Activity ▸
If a line in the records below holds the word "hide", copy it.

Data START

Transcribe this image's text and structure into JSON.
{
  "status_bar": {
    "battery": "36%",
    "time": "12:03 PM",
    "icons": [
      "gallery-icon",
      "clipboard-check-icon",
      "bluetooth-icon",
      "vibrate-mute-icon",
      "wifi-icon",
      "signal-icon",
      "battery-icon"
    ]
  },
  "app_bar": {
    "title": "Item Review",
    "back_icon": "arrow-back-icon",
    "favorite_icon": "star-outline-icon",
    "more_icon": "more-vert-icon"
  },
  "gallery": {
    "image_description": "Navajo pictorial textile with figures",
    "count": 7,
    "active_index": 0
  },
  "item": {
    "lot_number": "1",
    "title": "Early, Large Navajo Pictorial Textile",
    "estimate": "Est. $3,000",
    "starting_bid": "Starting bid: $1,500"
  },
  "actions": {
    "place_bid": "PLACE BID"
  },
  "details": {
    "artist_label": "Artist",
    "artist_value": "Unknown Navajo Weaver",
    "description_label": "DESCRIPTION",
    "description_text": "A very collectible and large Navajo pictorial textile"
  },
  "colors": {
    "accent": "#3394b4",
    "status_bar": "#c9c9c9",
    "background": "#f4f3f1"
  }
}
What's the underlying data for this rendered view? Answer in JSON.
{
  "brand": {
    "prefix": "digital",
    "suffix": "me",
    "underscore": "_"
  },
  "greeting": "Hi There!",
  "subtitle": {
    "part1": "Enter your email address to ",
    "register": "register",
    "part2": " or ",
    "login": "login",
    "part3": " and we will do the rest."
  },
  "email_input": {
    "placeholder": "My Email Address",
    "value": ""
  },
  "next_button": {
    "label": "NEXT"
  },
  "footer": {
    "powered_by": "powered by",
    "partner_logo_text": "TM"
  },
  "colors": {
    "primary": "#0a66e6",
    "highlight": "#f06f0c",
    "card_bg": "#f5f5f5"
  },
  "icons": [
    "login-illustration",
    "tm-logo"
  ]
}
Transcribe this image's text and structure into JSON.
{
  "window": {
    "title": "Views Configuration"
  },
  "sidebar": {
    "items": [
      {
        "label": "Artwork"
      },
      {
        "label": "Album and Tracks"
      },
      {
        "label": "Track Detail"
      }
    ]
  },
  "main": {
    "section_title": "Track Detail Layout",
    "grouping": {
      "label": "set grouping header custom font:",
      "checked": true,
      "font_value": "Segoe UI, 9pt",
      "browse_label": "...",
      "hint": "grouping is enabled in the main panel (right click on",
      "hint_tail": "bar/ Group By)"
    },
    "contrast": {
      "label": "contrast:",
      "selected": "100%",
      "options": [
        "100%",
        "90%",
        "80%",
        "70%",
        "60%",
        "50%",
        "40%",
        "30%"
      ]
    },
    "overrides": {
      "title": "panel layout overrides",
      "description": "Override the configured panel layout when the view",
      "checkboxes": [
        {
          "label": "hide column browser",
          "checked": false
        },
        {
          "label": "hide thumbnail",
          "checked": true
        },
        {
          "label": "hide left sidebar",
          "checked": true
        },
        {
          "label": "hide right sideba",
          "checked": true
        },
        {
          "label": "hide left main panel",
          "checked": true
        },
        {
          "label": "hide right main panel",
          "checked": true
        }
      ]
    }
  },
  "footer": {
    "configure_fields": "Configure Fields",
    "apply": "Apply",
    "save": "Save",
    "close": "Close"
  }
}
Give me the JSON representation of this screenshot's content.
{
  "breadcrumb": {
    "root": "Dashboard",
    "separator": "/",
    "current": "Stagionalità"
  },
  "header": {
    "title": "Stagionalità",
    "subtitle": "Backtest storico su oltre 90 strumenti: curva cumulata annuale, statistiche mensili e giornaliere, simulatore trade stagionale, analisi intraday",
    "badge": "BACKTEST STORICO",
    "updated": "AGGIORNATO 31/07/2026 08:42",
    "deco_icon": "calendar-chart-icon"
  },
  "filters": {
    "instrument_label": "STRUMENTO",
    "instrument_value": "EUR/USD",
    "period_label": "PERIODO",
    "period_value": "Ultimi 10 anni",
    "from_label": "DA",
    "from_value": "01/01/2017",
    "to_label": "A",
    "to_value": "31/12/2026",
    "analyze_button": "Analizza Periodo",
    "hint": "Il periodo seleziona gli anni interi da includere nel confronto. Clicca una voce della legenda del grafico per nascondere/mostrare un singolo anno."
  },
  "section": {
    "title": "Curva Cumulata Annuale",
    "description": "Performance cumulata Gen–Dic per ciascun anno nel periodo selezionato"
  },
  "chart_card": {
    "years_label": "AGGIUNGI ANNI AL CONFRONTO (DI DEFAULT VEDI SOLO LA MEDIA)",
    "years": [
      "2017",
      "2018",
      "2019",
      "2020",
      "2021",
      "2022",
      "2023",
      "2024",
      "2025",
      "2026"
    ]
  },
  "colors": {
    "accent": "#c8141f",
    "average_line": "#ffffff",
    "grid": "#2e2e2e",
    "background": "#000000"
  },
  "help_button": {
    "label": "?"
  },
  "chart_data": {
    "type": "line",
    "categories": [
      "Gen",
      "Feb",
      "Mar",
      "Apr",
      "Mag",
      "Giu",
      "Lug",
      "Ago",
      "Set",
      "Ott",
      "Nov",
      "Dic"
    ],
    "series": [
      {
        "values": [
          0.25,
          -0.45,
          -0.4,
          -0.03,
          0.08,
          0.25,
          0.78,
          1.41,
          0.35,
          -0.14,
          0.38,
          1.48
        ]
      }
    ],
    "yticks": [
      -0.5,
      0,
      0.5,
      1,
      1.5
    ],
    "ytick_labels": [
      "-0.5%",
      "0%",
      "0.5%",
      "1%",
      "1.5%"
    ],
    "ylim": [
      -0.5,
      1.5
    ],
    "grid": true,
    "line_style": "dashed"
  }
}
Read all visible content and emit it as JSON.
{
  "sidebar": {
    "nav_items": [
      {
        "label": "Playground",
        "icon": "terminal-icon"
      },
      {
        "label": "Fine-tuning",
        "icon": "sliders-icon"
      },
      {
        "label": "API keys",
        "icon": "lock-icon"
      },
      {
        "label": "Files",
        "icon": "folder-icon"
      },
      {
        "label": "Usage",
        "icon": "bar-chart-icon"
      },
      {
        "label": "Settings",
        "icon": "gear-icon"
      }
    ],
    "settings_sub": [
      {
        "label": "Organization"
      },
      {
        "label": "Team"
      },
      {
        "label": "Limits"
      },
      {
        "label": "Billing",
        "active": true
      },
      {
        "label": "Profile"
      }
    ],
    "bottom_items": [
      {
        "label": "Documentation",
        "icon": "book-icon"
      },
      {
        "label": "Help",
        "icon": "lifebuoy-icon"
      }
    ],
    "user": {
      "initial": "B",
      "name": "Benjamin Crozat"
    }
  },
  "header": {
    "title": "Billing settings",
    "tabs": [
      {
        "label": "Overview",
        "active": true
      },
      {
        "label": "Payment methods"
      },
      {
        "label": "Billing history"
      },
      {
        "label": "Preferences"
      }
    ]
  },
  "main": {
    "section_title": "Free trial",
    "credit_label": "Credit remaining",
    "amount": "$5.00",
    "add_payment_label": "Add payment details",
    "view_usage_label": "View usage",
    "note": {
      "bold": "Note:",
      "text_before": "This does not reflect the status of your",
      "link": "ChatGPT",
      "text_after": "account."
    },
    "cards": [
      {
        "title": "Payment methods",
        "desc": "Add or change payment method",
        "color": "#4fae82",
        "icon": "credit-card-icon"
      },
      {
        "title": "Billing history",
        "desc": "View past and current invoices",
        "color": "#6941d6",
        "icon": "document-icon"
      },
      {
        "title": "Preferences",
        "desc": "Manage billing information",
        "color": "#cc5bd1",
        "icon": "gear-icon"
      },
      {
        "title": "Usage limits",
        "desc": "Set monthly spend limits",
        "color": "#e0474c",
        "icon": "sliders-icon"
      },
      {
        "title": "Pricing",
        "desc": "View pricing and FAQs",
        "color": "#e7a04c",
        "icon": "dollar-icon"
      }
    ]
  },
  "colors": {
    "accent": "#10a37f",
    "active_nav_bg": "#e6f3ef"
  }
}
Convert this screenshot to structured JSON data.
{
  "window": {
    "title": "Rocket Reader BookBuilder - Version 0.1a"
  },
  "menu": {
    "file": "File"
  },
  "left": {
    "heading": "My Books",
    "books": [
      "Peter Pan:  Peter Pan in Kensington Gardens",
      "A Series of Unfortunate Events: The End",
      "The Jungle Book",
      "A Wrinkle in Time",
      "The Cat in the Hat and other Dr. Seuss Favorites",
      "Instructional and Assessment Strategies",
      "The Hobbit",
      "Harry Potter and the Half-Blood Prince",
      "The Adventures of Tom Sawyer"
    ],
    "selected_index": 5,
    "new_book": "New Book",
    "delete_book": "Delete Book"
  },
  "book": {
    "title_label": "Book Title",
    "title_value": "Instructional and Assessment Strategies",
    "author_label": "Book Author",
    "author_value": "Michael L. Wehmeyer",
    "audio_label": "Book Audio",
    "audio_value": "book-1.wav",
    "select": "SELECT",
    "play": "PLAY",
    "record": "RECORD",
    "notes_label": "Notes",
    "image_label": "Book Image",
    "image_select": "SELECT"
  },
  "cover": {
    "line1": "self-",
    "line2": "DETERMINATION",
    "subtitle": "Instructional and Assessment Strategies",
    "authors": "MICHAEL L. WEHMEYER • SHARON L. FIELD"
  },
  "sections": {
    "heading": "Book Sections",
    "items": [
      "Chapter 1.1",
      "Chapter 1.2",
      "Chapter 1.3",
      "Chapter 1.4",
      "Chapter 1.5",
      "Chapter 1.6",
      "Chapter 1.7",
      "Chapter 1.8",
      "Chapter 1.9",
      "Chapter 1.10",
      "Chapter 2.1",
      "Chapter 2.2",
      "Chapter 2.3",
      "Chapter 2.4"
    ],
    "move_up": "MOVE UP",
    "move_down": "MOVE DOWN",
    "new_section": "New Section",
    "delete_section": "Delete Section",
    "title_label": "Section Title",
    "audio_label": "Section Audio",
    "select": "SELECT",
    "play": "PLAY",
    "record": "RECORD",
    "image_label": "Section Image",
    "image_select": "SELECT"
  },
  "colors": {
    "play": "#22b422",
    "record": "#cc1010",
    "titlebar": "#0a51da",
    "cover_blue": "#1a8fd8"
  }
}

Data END

Solution below ▸
          "label": "hide column browser",
          "label": "hide thumbnail",
          "label": "hide left sidebar",
          "label": "hide right sideba",
          "label": "hide left main panel",
          "label": "hide right main panel",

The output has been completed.